The task> Go through the records, and copy each line in which the string "world" is present.

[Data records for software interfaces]
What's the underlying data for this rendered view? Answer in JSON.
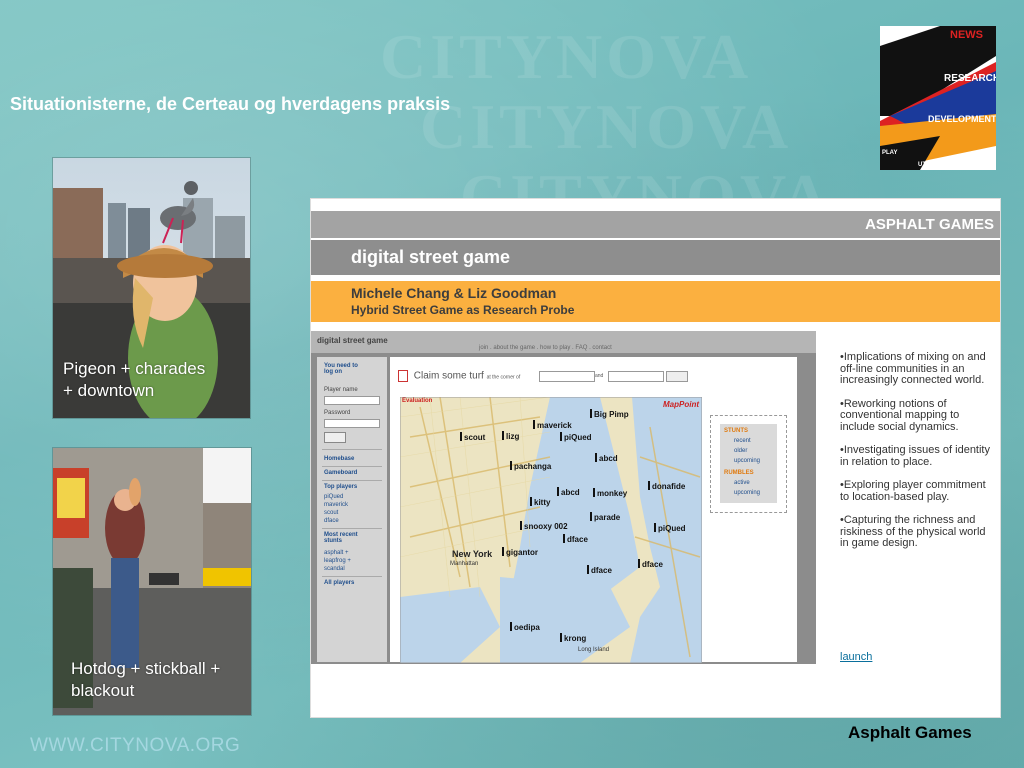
{
  "slide": {
    "title": "Situationisterne, de Certeau og hverdagens praksis",
    "footer_url": "WWW.CITYNOVA.ORG",
    "caption_right": "Asphalt Games",
    "photos": [
      {
        "caption_line1": "Pigeon + charades",
        "caption_line2": "+ downtown"
      },
      {
        "caption_line1": "Hotdog + stickball +",
        "caption_line2": "blackout"
      }
    ],
    "logo": {
      "label_news": "NEWS",
      "label_research": "RESEARCH",
      "label_development": "DEVELOPMENT",
      "label_play": "PLAY",
      "label_utopia": "UTOPIA"
    }
  },
  "website": {
    "brand": "ASPHALT GAMES",
    "section_title": "digital street game",
    "authors": "Michele Chang & Liz Goodman",
    "subtitle": "Hybrid Street Game as Research Probe",
    "game": {
      "logo": "digital street game",
      "nav": "join . about the game . how to play . FAQ . contact",
      "sidebar": {
        "login_prompt_1": "You need to",
        "login_prompt_2": "log on",
        "player_name_label": "Player name",
        "password_label": "Password",
        "homebase": "Homebase",
        "gameboard": "Gameboard",
        "top_players_label": "Top players",
        "top_players": [
          "piQued",
          "maverick",
          "scout",
          "dface"
        ],
        "recent_stunts_1": "Most recent",
        "recent_stunts_2": "stunts",
        "recent_stunts": [
          "asphalt +",
          "leapfrog +",
          "scandal"
        ],
        "all_players": "All players"
      },
      "claim": {
        "text": "Claim some turf",
        "corner_label": "at the corner of",
        "and_label": "and"
      },
      "map": {
        "evaluation_label": "Evaluation",
        "provider": "MapPoint",
        "labels": {
          "new_york": "New York",
          "manhattan": "Manhattan",
          "long_island": "Long Island"
        },
        "players": [
          "Big Pimp",
          "maverick",
          "scout",
          "lizg",
          "piQued",
          "pachanga",
          "abcd",
          "abcd",
          "monkey",
          "donafide",
          "kitty",
          "parade",
          "snooxy 002",
          "dface",
          "gigantor",
          "piQued",
          "dface",
          "dface",
          "oedipa",
          "krong"
        ]
      },
      "legend": {
        "stunts_label": "STUNTS",
        "recent": "recent",
        "older": "older",
        "upcoming": "upcoming",
        "rumbles_label": "RUMBLES",
        "active": "active",
        "upcoming_rumbles": "upcoming"
      }
    },
    "bullets": [
      "•Implications of mixing on and off-line communities in an increasingly connected world.",
      "•Reworking notions of conventional mapping to include social dynamics.",
      "•Investigating issues of identity in relation to place.",
      "•Exploring player commitment to location-based play.",
      "•Capturing the richness and riskiness of the physical world in game design."
    ],
    "launch": "launch"
  }
}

Task result>
      "•Implications of mixing on and off-line communities in an increasingly connected world.",
      "•Capturing the richness and riskiness of the physical world in game design."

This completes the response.